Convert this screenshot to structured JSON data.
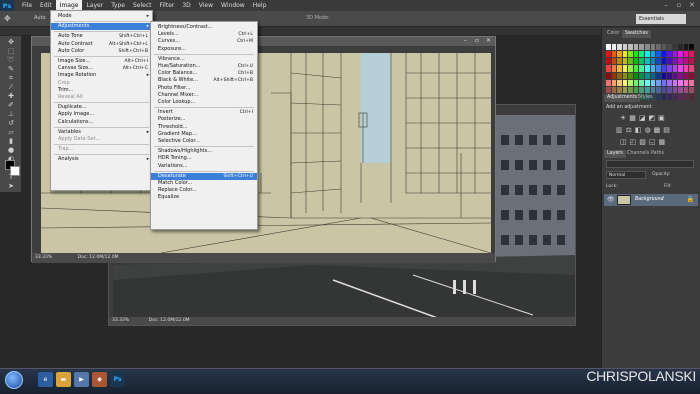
{
  "app": {
    "logo": "Ps"
  },
  "menubar": {
    "items": [
      "File",
      "Edit",
      "Image",
      "Layer",
      "Type",
      "Select",
      "Filter",
      "3D",
      "View",
      "Window",
      "Help"
    ]
  },
  "options_bar": {
    "auto_label": "Auto",
    "mode_3d": "3D Mode:"
  },
  "workspace": {
    "value": "Essentials"
  },
  "document_front": {
    "zoom": "33.33%",
    "doc_info": "Doc: 12.0M/12.0M"
  },
  "document_back": {
    "zoom": "33.33%",
    "doc_info": "Doc: 12.0M/12.0M"
  },
  "image_menu": [
    {
      "label": "Mode",
      "submenu": true
    },
    {
      "sep": true
    },
    {
      "label": "Adjustments",
      "submenu": true,
      "highlighted": true
    },
    {
      "sep": true
    },
    {
      "label": "Auto Tone",
      "shortcut": "Shift+Ctrl+L"
    },
    {
      "label": "Auto Contrast",
      "shortcut": "Alt+Shift+Ctrl+L"
    },
    {
      "label": "Auto Color",
      "shortcut": "Shift+Ctrl+B"
    },
    {
      "sep": true
    },
    {
      "label": "Image Size...",
      "shortcut": "Alt+Ctrl+I"
    },
    {
      "label": "Canvas Size...",
      "shortcut": "Alt+Ctrl+C"
    },
    {
      "label": "Image Rotation",
      "submenu": true
    },
    {
      "label": "Crop",
      "disabled": true
    },
    {
      "label": "Trim..."
    },
    {
      "label": "Reveal All",
      "disabled": true
    },
    {
      "sep": true
    },
    {
      "label": "Duplicate..."
    },
    {
      "label": "Apply Image..."
    },
    {
      "label": "Calculations..."
    },
    {
      "sep": true
    },
    {
      "label": "Variables",
      "submenu": true
    },
    {
      "label": "Apply Data Set...",
      "disabled": true
    },
    {
      "sep": true
    },
    {
      "label": "Trap...",
      "disabled": true
    },
    {
      "sep": true
    },
    {
      "label": "Analysis",
      "submenu": true
    }
  ],
  "adjustments_menu": [
    {
      "label": "Brightness/Contrast..."
    },
    {
      "label": "Levels...",
      "shortcut": "Ctrl+L"
    },
    {
      "label": "Curves...",
      "shortcut": "Ctrl+M"
    },
    {
      "label": "Exposure..."
    },
    {
      "sep": true
    },
    {
      "label": "Vibrance..."
    },
    {
      "label": "Hue/Saturation...",
      "shortcut": "Ctrl+U"
    },
    {
      "label": "Color Balance...",
      "shortcut": "Ctrl+B"
    },
    {
      "label": "Black & White...",
      "shortcut": "Alt+Shift+Ctrl+B"
    },
    {
      "label": "Photo Filter..."
    },
    {
      "label": "Channel Mixer..."
    },
    {
      "label": "Color Lookup..."
    },
    {
      "sep": true
    },
    {
      "label": "Invert",
      "shortcut": "Ctrl+I"
    },
    {
      "label": "Posterize..."
    },
    {
      "label": "Threshold..."
    },
    {
      "label": "Gradient Map..."
    },
    {
      "label": "Selective Color..."
    },
    {
      "sep": true
    },
    {
      "label": "Shadows/Highlights..."
    },
    {
      "label": "HDR Toning..."
    },
    {
      "label": "Variations..."
    },
    {
      "sep": true
    },
    {
      "label": "Desaturate",
      "shortcut": "Shift+Ctrl+U",
      "highlighted": true
    },
    {
      "label": "Match Color..."
    },
    {
      "label": "Replace Color..."
    },
    {
      "label": "Equalize"
    }
  ],
  "panels": {
    "color_tabs": [
      "Color",
      "Swatches"
    ],
    "adj_tabs": [
      "Adjustments",
      "Styles"
    ],
    "adj_hint": "Add an adjustment",
    "layer_tabs": [
      "Layers",
      "Channels",
      "Paths"
    ],
    "blend_mode": "Normal",
    "opacity_label": "Opacity:",
    "lock_label": "Lock:",
    "fill_label": "Fill:",
    "layer_name": "Background"
  },
  "watermark": "CHRISPOLANSKI",
  "colors": {
    "menu_highlight": "#3b7fd8",
    "canvas_beige": "#c9c5a5",
    "accent": "#31a8ff"
  }
}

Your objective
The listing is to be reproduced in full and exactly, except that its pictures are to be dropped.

Solution below
Convert this screenshot to structured JSON data.
{
  "app": {
    "logo": "Ps"
  },
  "menubar": {
    "items": [
      "File",
      "Edit",
      "Image",
      "Layer",
      "Type",
      "Select",
      "Filter",
      "3D",
      "View",
      "Window",
      "Help"
    ]
  },
  "options_bar": {
    "auto_label": "Auto",
    "mode_3d": "3D Mode:"
  },
  "workspace": {
    "value": "Essentials"
  },
  "document_front": {
    "zoom": "33.33%",
    "doc_info": "Doc: 12.0M/12.0M"
  },
  "document_back": {
    "zoom": "33.33%",
    "doc_info": "Doc: 12.0M/12.0M"
  },
  "image_menu": [
    {
      "label": "Mode",
      "submenu": true
    },
    {
      "sep": true
    },
    {
      "label": "Adjustments",
      "submenu": true,
      "highlighted": true
    },
    {
      "sep": true
    },
    {
      "label": "Auto Tone",
      "shortcut": "Shift+Ctrl+L"
    },
    {
      "label": "Auto Contrast",
      "shortcut": "Alt+Shift+Ctrl+L"
    },
    {
      "label": "Auto Color",
      "shortcut": "Shift+Ctrl+B"
    },
    {
      "sep": true
    },
    {
      "label": "Image Size...",
      "shortcut": "Alt+Ctrl+I"
    },
    {
      "label": "Canvas Size...",
      "shortcut": "Alt+Ctrl+C"
    },
    {
      "label": "Image Rotation",
      "submenu": true
    },
    {
      "label": "Crop",
      "disabled": true
    },
    {
      "label": "Trim..."
    },
    {
      "label": "Reveal All",
      "disabled": true
    },
    {
      "sep": true
    },
    {
      "label": "Duplicate..."
    },
    {
      "label": "Apply Image..."
    },
    {
      "label": "Calculations..."
    },
    {
      "sep": true
    },
    {
      "label": "Variables",
      "submenu": true
    },
    {
      "label": "Apply Data Set...",
      "disabled": true
    },
    {
      "sep": true
    },
    {
      "label": "Trap...",
      "disabled": true
    },
    {
      "sep": true
    },
    {
      "label": "Analysis",
      "submenu": true
    }
  ],
  "adjustments_menu": [
    {
      "label": "Brightness/Contrast..."
    },
    {
      "label": "Levels...",
      "shortcut": "Ctrl+L"
    },
    {
      "label": "Curves...",
      "shortcut": "Ctrl+M"
    },
    {
      "label": "Exposure..."
    },
    {
      "sep": true
    },
    {
      "label": "Vibrance..."
    },
    {
      "label": "Hue/Saturation...",
      "shortcut": "Ctrl+U"
    },
    {
      "label": "Color Balance...",
      "shortcut": "Ctrl+B"
    },
    {
      "label": "Black & White...",
      "shortcut": "Alt+Shift+Ctrl+B"
    },
    {
      "label": "Photo Filter..."
    },
    {
      "label": "Channel Mixer..."
    },
    {
      "label": "Color Lookup..."
    },
    {
      "sep": true
    },
    {
      "label": "Invert",
      "shortcut": "Ctrl+I"
    },
    {
      "label": "Posterize..."
    },
    {
      "label": "Threshold..."
    },
    {
      "label": "Gradient Map..."
    },
    {
      "label": "Selective Color..."
    },
    {
      "sep": true
    },
    {
      "label": "Shadows/Highlights..."
    },
    {
      "label": "HDR Toning..."
    },
    {
      "label": "Variations..."
    },
    {
      "sep": true
    },
    {
      "label": "Desaturate",
      "shortcut": "Shift+Ctrl+U",
      "highlighted": true
    },
    {
      "label": "Match Color..."
    },
    {
      "label": "Replace Color..."
    },
    {
      "label": "Equalize"
    }
  ],
  "panels": {
    "color_tabs": [
      "Color",
      "Swatches"
    ],
    "adj_tabs": [
      "Adjustments",
      "Styles"
    ],
    "adj_hint": "Add an adjustment",
    "layer_tabs": [
      "Layers",
      "Channels",
      "Paths"
    ],
    "blend_mode": "Normal",
    "opacity_label": "Opacity:",
    "lock_label": "Lock:",
    "fill_label": "Fill:",
    "layer_name": "Background"
  },
  "watermark": "CHRISPOLANSKI",
  "colors": {
    "menu_highlight": "#3b7fd8",
    "canvas_beige": "#c9c5a5",
    "accent": "#31a8ff"
  }
}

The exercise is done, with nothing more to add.